Another victim has been claimed by exploding Jeep fuel tanks, the Daily Herald reports. A twenty-three-year-old driver from Detroit was killed when her Jeep Liberty was struck from behind by another car. The SUV reportedly rolled onto its side and burst into flames. Bystanders rushed to the scene but could not get to the woman because of the intense heat. When fire fighters arrived three minutes later, it was already too late. The driver was eight months pregnant when she died.
The woman’s 2003 Jeep Liberty was one of 2.7 million Jeep SUVs recalled by Chrysler in 2013. The recall, which is ongoing, covers Jeep Grand Cherokees from model years 1993 through 2004 and Jeep Liberty models from 2002 through 2007. The federal government requested the after investigating several incidents of fuel tank explosions. The gas tanks, which are in an exposed position behind the Jeep’s rear axle, have been identified as dangerous and likely to rupture if the vehicle is struck from behind.

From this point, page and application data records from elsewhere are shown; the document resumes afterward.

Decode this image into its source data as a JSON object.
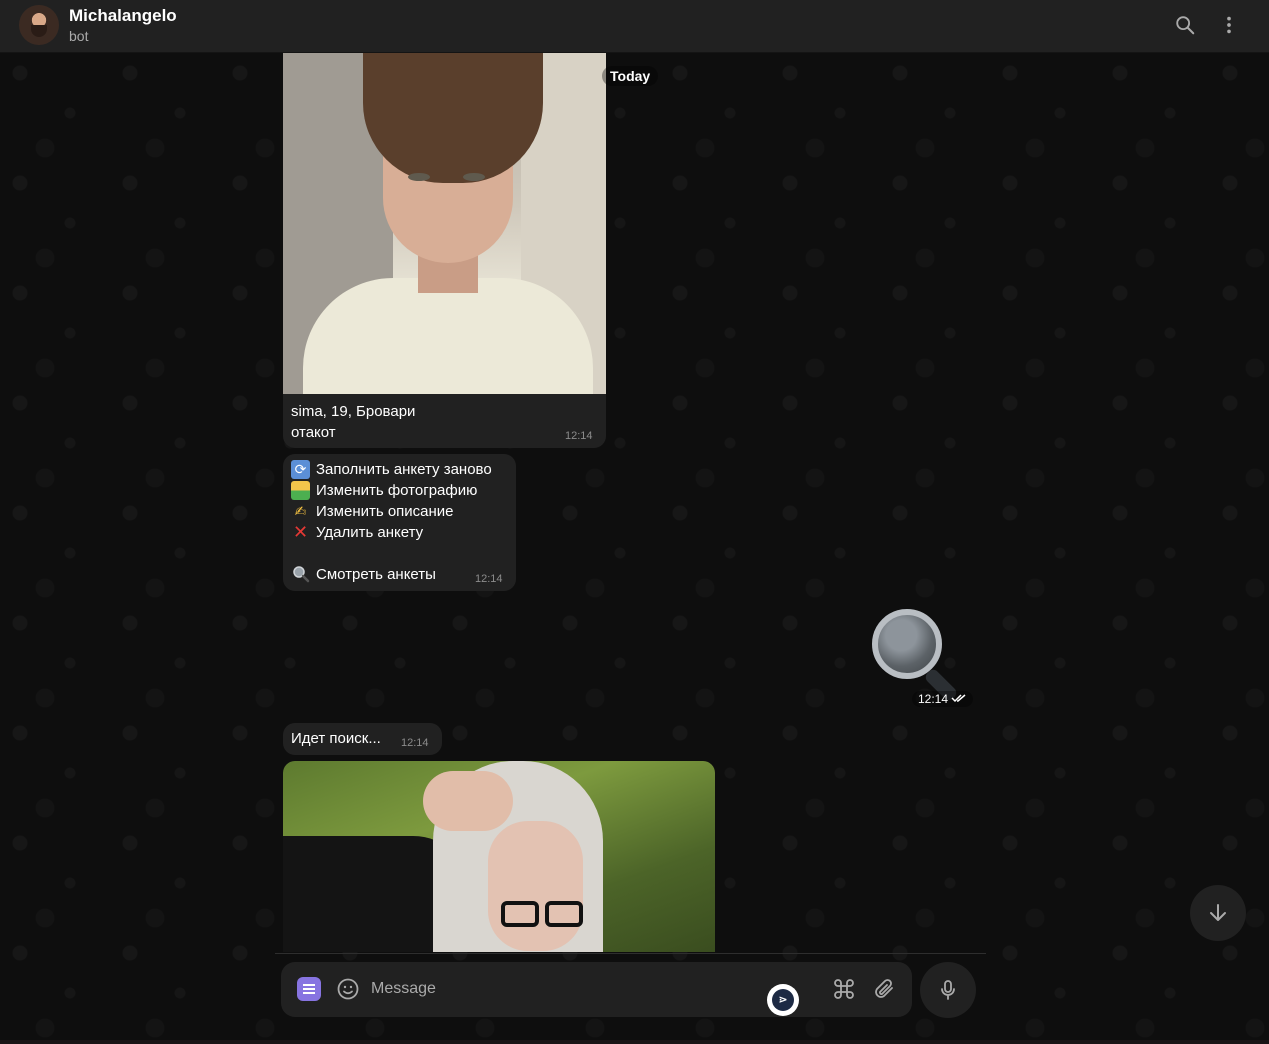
{
  "header": {
    "title": "Michalangelo",
    "subtitle": "bot",
    "search_icon": "search-icon",
    "more_icon": "more-vertical-icon"
  },
  "chat": {
    "date_label": "Today",
    "messages": {
      "profile": {
        "caption_line1": "sima, 19, Бровари",
        "caption_line2": "отакот",
        "time": "12:14"
      },
      "menu": {
        "items": [
          {
            "icon": "arrows-cycle-icon",
            "label": "Заполнить анкету заново"
          },
          {
            "icon": "picture-icon",
            "label": "Изменить фотографию"
          },
          {
            "icon": "writing-hand-icon",
            "label": "Изменить описание"
          },
          {
            "icon": "red-cross-icon",
            "label": "Удалить анкету"
          },
          {
            "icon": "magnifier-icon",
            "label": "Смотреть анкеты"
          }
        ],
        "time": "12:14"
      },
      "sticker": {
        "icon": "magnifier-sticker",
        "time": "12:14"
      },
      "searching": {
        "text": "Идет поиск...",
        "time": "12:14"
      }
    }
  },
  "composer": {
    "placeholder": "Message",
    "bot_menu_icon": "bot-menu-icon",
    "emoji_icon": "emoji-icon",
    "command_icon": "command-icon",
    "attach_icon": "paperclip-icon",
    "mic_icon": "microphone-icon",
    "extension_icon": "extension-badge-icon"
  },
  "colors": {
    "header_bg": "#212121",
    "bubble_bg": "#212121",
    "accent": "#8774e1",
    "background": "#0f0f0f"
  }
}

The National Highway Traffic Safety Administration (NHTSA) cited 51 deaths caused by fiery crashes involving Jeeps with exposed fuel tanks. Despite the government’s urging, Chrysler initially resisted issuing a recall. Eventually the company gave in and agreed to install trailer hitches to cover the gas tanks of the recalled Jeeps. Two years later, only an estimated 12 percent of recalled units have received this fix. Jeep owners have reported difficulty receiving the remedy, with some consumers reporting that they were turned away at dealerships after being told that the fix is unnecessary.
According to reports, the Detroit woman had visited a local Jeep dealership to address the recall, and was informed that the dealership did not have the parts necessary to make the fix. Chrysler reportedly has issued a statement saying that it could not be held accountable because there was no proof that the driver requested the fix.
At least 840 other Jeep owners have complained that Chrysler dealerships were not equipped to provide the fix when asked. Clarence Ditlow, head of the nonprofit Center for Auto Safety, expressed frustration with how Chrysler has handled the recall: “The minimum amount that we’ve gotten to date has been dragging, kicking, and screaming, ” according to the Daily Herald. According to Ditlow, whose 2009 petition prompted NHTSA to investigate the Jeeps, there have been at least six deaths caused by Jeep fuel tank fires since the recall.
Chrysler continues to argue that its vehicles are safe, and that the exposed Jeep fuel tanks do not pose a risk to owners. The family is expected to file a lawsuit against Chrysler this year. At least one other Jeep fuel tank lawsuit has reached a verdict in recent weeks.
If you or a loved one has been injured in a Jeep gas tank explosion, contact the attorneys at Lopez McHugh to receive a free legal consultation, and determine whether a Jeep fuel tank lawsuit is right for you.